## [Directions]
Give back the full data, unchanged and complete.

## [Data section]

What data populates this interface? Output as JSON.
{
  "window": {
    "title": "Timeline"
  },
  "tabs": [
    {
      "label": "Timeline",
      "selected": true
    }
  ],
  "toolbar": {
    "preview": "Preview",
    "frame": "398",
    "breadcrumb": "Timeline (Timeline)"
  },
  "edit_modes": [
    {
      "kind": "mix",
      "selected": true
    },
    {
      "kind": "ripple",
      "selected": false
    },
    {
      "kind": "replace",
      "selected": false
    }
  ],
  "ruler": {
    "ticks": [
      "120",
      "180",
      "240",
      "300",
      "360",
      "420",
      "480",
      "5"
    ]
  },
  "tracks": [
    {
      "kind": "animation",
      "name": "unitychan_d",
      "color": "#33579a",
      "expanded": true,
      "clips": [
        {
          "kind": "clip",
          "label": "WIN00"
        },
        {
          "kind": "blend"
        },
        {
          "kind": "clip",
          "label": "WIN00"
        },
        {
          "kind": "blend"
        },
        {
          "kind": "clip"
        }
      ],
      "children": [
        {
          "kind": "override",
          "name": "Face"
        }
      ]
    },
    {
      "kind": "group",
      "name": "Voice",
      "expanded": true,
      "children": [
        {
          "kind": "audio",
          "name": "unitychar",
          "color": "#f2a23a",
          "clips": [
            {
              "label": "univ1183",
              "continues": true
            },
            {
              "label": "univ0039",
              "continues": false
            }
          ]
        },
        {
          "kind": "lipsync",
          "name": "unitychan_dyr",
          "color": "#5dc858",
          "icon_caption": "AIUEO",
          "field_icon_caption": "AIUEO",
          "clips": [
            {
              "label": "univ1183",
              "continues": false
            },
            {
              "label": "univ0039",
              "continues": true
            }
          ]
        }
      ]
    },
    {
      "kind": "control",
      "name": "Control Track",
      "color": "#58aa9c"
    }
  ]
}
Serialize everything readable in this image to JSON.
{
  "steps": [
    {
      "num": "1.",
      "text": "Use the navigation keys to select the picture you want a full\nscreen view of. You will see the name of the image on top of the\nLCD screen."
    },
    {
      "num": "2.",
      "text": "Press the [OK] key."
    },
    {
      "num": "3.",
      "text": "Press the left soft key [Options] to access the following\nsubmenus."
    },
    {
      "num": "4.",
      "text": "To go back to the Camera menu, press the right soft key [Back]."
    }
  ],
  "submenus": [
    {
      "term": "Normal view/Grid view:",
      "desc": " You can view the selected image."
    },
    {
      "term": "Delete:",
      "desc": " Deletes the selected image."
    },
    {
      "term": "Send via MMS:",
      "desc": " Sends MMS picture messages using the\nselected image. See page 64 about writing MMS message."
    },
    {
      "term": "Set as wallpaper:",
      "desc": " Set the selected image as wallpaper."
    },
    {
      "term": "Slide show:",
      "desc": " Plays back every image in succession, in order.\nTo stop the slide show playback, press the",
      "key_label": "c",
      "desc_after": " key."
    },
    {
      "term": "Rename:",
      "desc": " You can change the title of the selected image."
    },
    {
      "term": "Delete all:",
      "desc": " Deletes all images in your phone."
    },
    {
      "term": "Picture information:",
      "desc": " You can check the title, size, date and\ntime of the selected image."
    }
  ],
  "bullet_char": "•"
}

## [Answer for this exercise]
What data populates this interface? Output as JSON.
{
  "window": {
    "title": "Timeline"
  },
  "tabs": [
    {
      "label": "Timeline",
      "selected": true
    }
  ],
  "toolbar": {
    "preview": "Preview",
    "frame": "398",
    "breadcrumb": "Timeline (Timeline)"
  },
  "edit_modes": [
    {
      "kind": "mix",
      "selected": true
    },
    {
      "kind": "ripple",
      "selected": false
    },
    {
      "kind": "replace",
      "selected": false
    }
  ],
  "ruler": {
    "ticks": [
      "120",
      "180",
      "240",
      "300",
      "360",
      "420",
      "480",
      "5"
    ]
  },
  "tracks": [
    {
      "kind": "animation",
      "name": "unitychan_d",
      "color": "#33579a",
      "expanded": true,
      "clips": [
        {
          "kind": "clip",
          "label": "WIN00"
        },
        {
          "kind": "blend"
        },
        {
          "kind": "clip",
          "label": "WIN00"
        },
        {
          "kind": "blend"
        },
        {
          "kind": "clip"
        }
      ],
      "children": [
        {
          "kind": "override",
          "name": "Face"
        }
      ]
    },
    {
      "kind": "group",
      "name": "Voice",
      "expanded": true,
      "children": [
        {
          "kind": "audio",
          "name": "unitychar",
          "color": "#f2a23a",
          "clips": [
            {
              "label": "univ1183",
              "continues": true
            },
            {
              "label": "univ0039",
              "continues": false
            }
          ]
        },
        {
          "kind": "lipsync",
          "name": "unitychan_dyr",
          "color": "#5dc858",
          "icon_caption": "AIUEO",
          "field_icon_caption": "AIUEO",
          "clips": [
            {
              "label": "univ1183",
              "continues": false
            },
            {
              "label": "univ0039",
              "continues": true
            }
          ]
        }
      ]
    },
    {
      "kind": "control",
      "name": "Control Track",
      "color": "#58aa9c"
    }
  ]
}
Serialize everything readable in this image to JSON.
{
  "steps": [
    {
      "num": "1.",
      "text": "Use the navigation keys to select the picture you want a full\nscreen view of. You will see the name of the image on top of the\nLCD screen."
    },
    {
      "num": "2.",
      "text": "Press the [OK] key."
    },
    {
      "num": "3.",
      "text": "Press the left soft key [Options] to access the following\nsubmenus."
    },
    {
      "num": "4.",
      "text": "To go back to the Camera menu, press the right soft key [Back]."
    }
  ],
  "submenus": [
    {
      "term": "Normal view/Grid view:",
      "desc": " You can view the selected image."
    },
    {
      "term": "Delete:",
      "desc": " Deletes the selected image."
    },
    {
      "term": "Send via MMS:",
      "desc": " Sends MMS picture messages using the\nselected image. See page 64 about writing MMS message."
    },
    {
      "term": "Set as wallpaper:",
      "desc": " Set the selected image as wallpaper."
    },
    {
      "term": "Slide show:",
      "desc": " Plays back every image in succession, in order.\nTo stop the slide show playback, press the",
      "key_label": "c",
      "desc_after": " key."
    },
    {
      "term": "Rename:",
      "desc": " You can change the title of the selected image."
    },
    {
      "term": "Delete all:",
      "desc": " Deletes all images in your phone."
    },
    {
      "term": "Picture information:",
      "desc": " You can check the title, size, date and\ntime of the selected image."
    }
  ],
  "bullet_char": "•"
}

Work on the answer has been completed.